» Data shown
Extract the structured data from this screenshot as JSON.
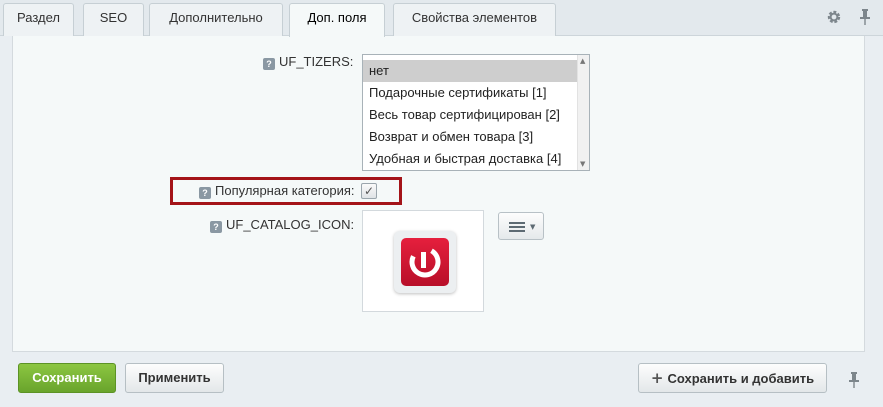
{
  "tabs": [
    {
      "label": "Раздел"
    },
    {
      "label": "SEO"
    },
    {
      "label": "Дополнительно"
    },
    {
      "label": "Доп. поля",
      "active": true
    },
    {
      "label": "Свойства элементов"
    }
  ],
  "toolbar": {
    "settings_icon": "gear-icon",
    "pin_icon": "pin-icon"
  },
  "fields": {
    "help_glyph": "?",
    "tizers": {
      "label": "UF_TIZERS:",
      "options": [
        "нет",
        "Подарочные сертификаты [1]",
        "Весь товар сертифицирован [2]",
        "Возврат и обмен товара [3]",
        "Удобная и быстрая доставка [4]"
      ],
      "selected": "нет"
    },
    "popular": {
      "label": "Популярная категория:",
      "checked": true,
      "check_glyph": "✓"
    },
    "catalog_icon": {
      "label": "UF_CATALOG_ICON:",
      "image_icon": "red-app-logo-icon"
    }
  },
  "footer": {
    "save_label": "Сохранить",
    "apply_label": "Применить",
    "save_add_label": "Сохранить и добавить",
    "plus_glyph": "+"
  },
  "colors": {
    "accent_green": "#7ab637",
    "highlight_red": "#a41419",
    "logo_red": "#d81a35"
  }
}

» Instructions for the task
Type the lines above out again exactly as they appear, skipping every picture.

» Exercise output
Extract the structured data from this screenshot as JSON.
{
  "tabs": [
    {
      "label": "Раздел"
    },
    {
      "label": "SEO"
    },
    {
      "label": "Дополнительно"
    },
    {
      "label": "Доп. поля",
      "active": true
    },
    {
      "label": "Свойства элементов"
    }
  ],
  "toolbar": {
    "settings_icon": "gear-icon",
    "pin_icon": "pin-icon"
  },
  "fields": {
    "help_glyph": "?",
    "tizers": {
      "label": "UF_TIZERS:",
      "options": [
        "нет",
        "Подарочные сертификаты [1]",
        "Весь товар сертифицирован [2]",
        "Возврат и обмен товара [3]",
        "Удобная и быстрая доставка [4]"
      ],
      "selected": "нет"
    },
    "popular": {
      "label": "Популярная категория:",
      "checked": true,
      "check_glyph": "✓"
    },
    "catalog_icon": {
      "label": "UF_CATALOG_ICON:",
      "image_icon": "red-app-logo-icon"
    }
  },
  "footer": {
    "save_label": "Сохранить",
    "apply_label": "Применить",
    "save_add_label": "Сохранить и добавить",
    "plus_glyph": "+"
  },
  "colors": {
    "accent_green": "#7ab637",
    "highlight_red": "#a41419",
    "logo_red": "#d81a35"
  }
}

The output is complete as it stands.